Organizer Lang can account for three deaths caused by incidents such as car accidents and overdoses, according to a book he wrote about the festival. The mud made things more dangerous for those sleeping on the ground, and 17-year-old Raymond R. Mizzak was accidentally run over by a tractor and killed at the event.
Peace, Love And Happiness
Although a half million people were in attendance at Woodstock, there were no reported violent crimes or burglaries. A small handful of drug charges were handed out.
Those who attended the festival seem to have nothing but good things to say about it. The official Woodstock website collected statements from those who were on-site in 1969:
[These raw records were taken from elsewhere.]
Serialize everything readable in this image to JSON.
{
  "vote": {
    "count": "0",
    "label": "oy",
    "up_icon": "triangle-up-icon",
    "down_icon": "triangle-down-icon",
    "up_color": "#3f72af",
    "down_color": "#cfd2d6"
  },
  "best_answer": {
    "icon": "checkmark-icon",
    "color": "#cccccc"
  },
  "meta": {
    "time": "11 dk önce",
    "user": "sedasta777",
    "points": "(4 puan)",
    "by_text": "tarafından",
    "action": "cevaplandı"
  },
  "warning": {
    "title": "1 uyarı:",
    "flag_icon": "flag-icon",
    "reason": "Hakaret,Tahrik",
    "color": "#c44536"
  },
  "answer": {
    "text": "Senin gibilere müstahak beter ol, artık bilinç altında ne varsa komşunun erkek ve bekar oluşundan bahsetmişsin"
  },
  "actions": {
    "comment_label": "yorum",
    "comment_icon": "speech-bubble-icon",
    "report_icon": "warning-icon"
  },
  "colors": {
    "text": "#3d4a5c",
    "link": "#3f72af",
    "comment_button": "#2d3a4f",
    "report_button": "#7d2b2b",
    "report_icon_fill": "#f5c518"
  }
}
“My friend Bob and I drove through mobs of traffic on Friday to park within a few miles of the festival grounds,” a statement from John Bowman read. “We trekked in by foot. By the time we made it, the fences were down, our tickets were unnecessary, and the music was on. But what stopped us in our tracks was the massive size of the crowd, with all its energy and makeshift madness. Through thirst, hunger, rain and song, we bonded as one huge organism. Three days later, after Jimi brought those of us who stayed to a rousing finale, we drove home to lives that would never be the same again.”
Santana On Playing At Woodstock
It’s not just the fans who remember Woodstock fondly, either. The musicians also recall the event as a once-in-a-lifetime type of experience. Santana told Billboard:
“It was like witnessing an ocean of hair, teeth, eyes and hands. If you closed your eyes, you could forget the impact of seeing a moving ocean of flesh. Then you could just feel the sound, which had a different kind of reverberation when it bounced off the people and came back at you … I remember seeing Jerry Garcia; as soon as we landed, he was already playing his guitar on the hill with this beautiful, blissful smile on his face.”
How Much Was Each Artist Paid?
According to Consequence of Sound, Jimi Hendrix was the highest-paid artist of the festival, making $18,000. Other artists, such as Joan Baez made $10,000, The Grateful Dead earned $2,500 and Joe Cocker left with $1,375.
49 Years Since Woodstock
2018 marks the 49th year since the festival took place, and it will be remembered for many years to come for its music, for its message and for it cultural significance. Max Yasgur’s dairy farm where the festival took place is now the Bethel Woods Center for The Arts and is was added to the National Register of Historic Places in 2017.
Changes In The Music Industry
While Jimi Hendrix made $18,000 in 1969, Beyoncé likely raked in between $3 to $4 million for her Coachella performance in 2018. So it’s safe to say a lot has changed in the music industry since the Woodstock days.
Coachella Vs. Woodstock
Half a million or more people descended on Woodstock, hugely stressing the available food and water. According to HelloGiggles, around 125,000 people attend Coachella — and even that starts to feel a bit crowded!
Is Coachella The New Woodstock?
Considering the comparison is still being made and Coachella is still striving to live up to the significance of Woodstock, it’s probably safe to say that it’s not quite there yet.
The festival has come to dictate what “festival fashion” should look like, from fringe to flowers to large sunglasses and other items you may not wear everyday.
Why It’s Called Woodstock
Organizers had initially hoped to host the festival in Woodstock, New York. When they couldn’t find the appropriate space there, they settled on a dairy farm 40-some miles away in Bethel, New York. Still, the original name stuck.
Gone, But Not Forgotten
Much has changed in the nearly 49 years since this music fest, but two facts remain: Woodstock left a lasting impression on America, and we’re still chasing after the same things: peace, love, happiness. And oh yeah — great music doesn’t hurt either!